▸ **The data**:

┄┄┄┄┄┄┄┄┄┄

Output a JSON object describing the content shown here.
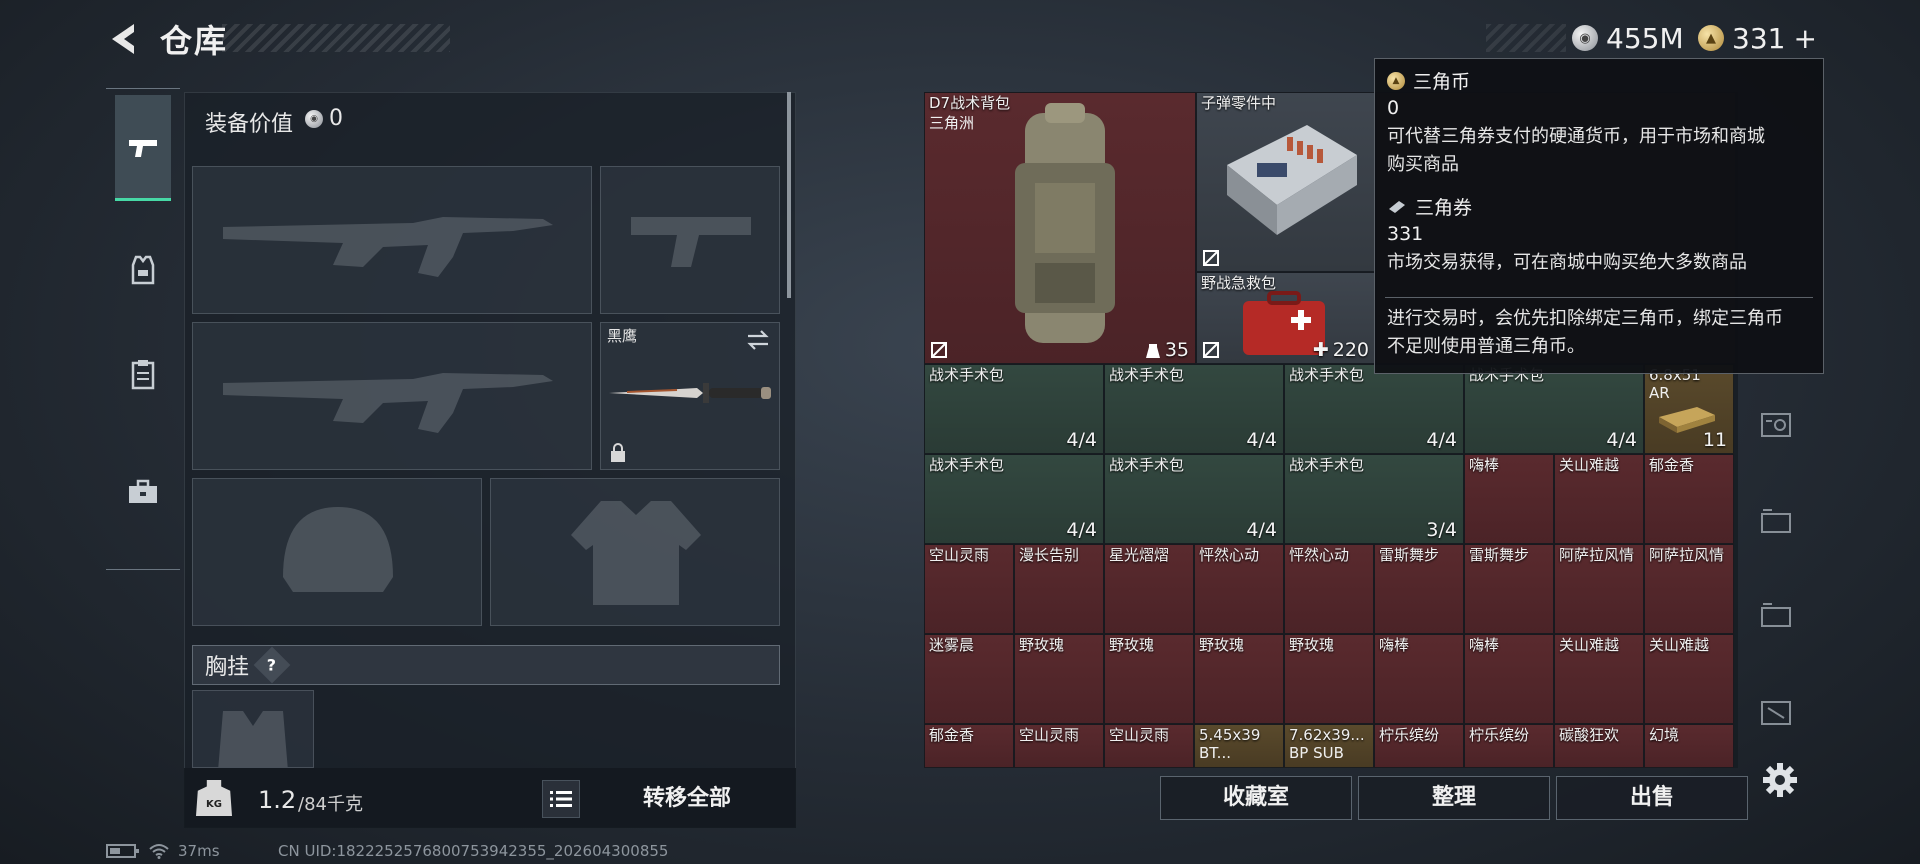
{
  "header": {
    "title": "仓库",
    "currency": [
      {
        "kind": "silver",
        "value": "455M"
      },
      {
        "kind": "gold",
        "value": "331",
        "plus": "+"
      }
    ]
  },
  "side_tabs": [
    {
      "name": "weapons",
      "icon": "pistol-icon",
      "active": true
    },
    {
      "name": "armor",
      "icon": "vest-icon",
      "active": false
    },
    {
      "name": "clipboard",
      "icon": "clipboard-icon",
      "active": false
    },
    {
      "name": "toolbox",
      "icon": "toolbox-icon",
      "active": false
    }
  ],
  "left": {
    "equip_value_label": "装备价值",
    "equip_value": "0",
    "melee_name": "黑鹰",
    "chest_rig_label": "胸挂",
    "help": "?",
    "weight_icon_text": "KG",
    "weight_current": "1.2",
    "weight_unit": "/84千克",
    "transfer_all": "转移全部"
  },
  "status": {
    "ping": "37ms",
    "uid": "CN UID:1822252576800753942355_202604300855"
  },
  "grid": {
    "backpack": {
      "name": "D7战术背包",
      "sub": "三角洲",
      "count": "35"
    },
    "ammo_parts": {
      "name": "子弹零件中"
    },
    "field_kit": {
      "name": "野战急救包",
      "count": "220"
    },
    "partial_ammo": {
      "name": "6.8x51",
      "sub": "AR",
      "count": "11"
    },
    "surgery_kits": [
      {
        "name": "战术手术包",
        "count": "4/4"
      },
      {
        "name": "战术手术包",
        "count": "4/4"
      },
      {
        "name": "战术手术包",
        "count": "4/4"
      },
      {
        "name": "战术手术包",
        "count": "4/4"
      },
      {
        "name": "战术手术包",
        "count": "4/4"
      },
      {
        "name": "战术手术包",
        "count": "4/4"
      },
      {
        "name": "战术手术包",
        "count": "3/4"
      }
    ],
    "row5_right": [
      {
        "name": "嗨棒"
      },
      {
        "name": "关山难越"
      },
      {
        "name": "郁金香"
      }
    ],
    "row6": [
      {
        "name": "空山灵雨"
      },
      {
        "name": "漫长告别"
      },
      {
        "name": "星光熠熠"
      },
      {
        "name": "怦然心动"
      },
      {
        "name": "怦然心动"
      },
      {
        "name": "雷斯舞步"
      },
      {
        "name": "雷斯舞步"
      },
      {
        "name": "阿萨拉风情"
      },
      {
        "name": "阿萨拉风情"
      }
    ],
    "row7": [
      {
        "name": "迷雾晨"
      },
      {
        "name": "野玫瑰"
      },
      {
        "name": "野玫瑰"
      },
      {
        "name": "野玫瑰"
      },
      {
        "name": "野玫瑰"
      },
      {
        "name": "嗨棒"
      },
      {
        "name": "嗨棒"
      },
      {
        "name": "关山难越"
      },
      {
        "name": "关山难越"
      }
    ],
    "row8": [
      {
        "name": "郁金香"
      },
      {
        "name": "空山灵雨"
      },
      {
        "name": "空山灵雨"
      },
      {
        "name": "5.45x39",
        "sub": "BT..."
      },
      {
        "name": "7.62x39...",
        "sub": "BP SUB"
      },
      {
        "name": "柠乐缤纷"
      },
      {
        "name": "柠乐缤纷"
      },
      {
        "name": "碳酸狂欢"
      },
      {
        "name": "幻境"
      }
    ]
  },
  "footer": {
    "collection": "收藏室",
    "sort": "整理",
    "sell": "出售"
  },
  "tooltip": {
    "coin_title": "三角币",
    "coin_value": "0",
    "coin_desc_1": "可代替三角券支付的硬通货币，用于市场和商城",
    "coin_desc_2": "购买商品",
    "ticket_title": "三角券",
    "ticket_value": "331",
    "ticket_desc": "市场交易获得，可在商城中购买绝大多数商品",
    "note_1": "进行交易时，会优先扣除绑定三角币，绑定三角币",
    "note_2": "不足则使用普通三角币。"
  },
  "colors": {
    "accent": "#47d9a6",
    "cell_red": "#5a2a2e",
    "cell_green": "#334840",
    "cell_gold": "#5a4a2c"
  }
}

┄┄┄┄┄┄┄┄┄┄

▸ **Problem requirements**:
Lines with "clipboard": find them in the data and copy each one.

▸ **Reply**:
      "name": "clipboard",
      "icon": "clipboard-icon",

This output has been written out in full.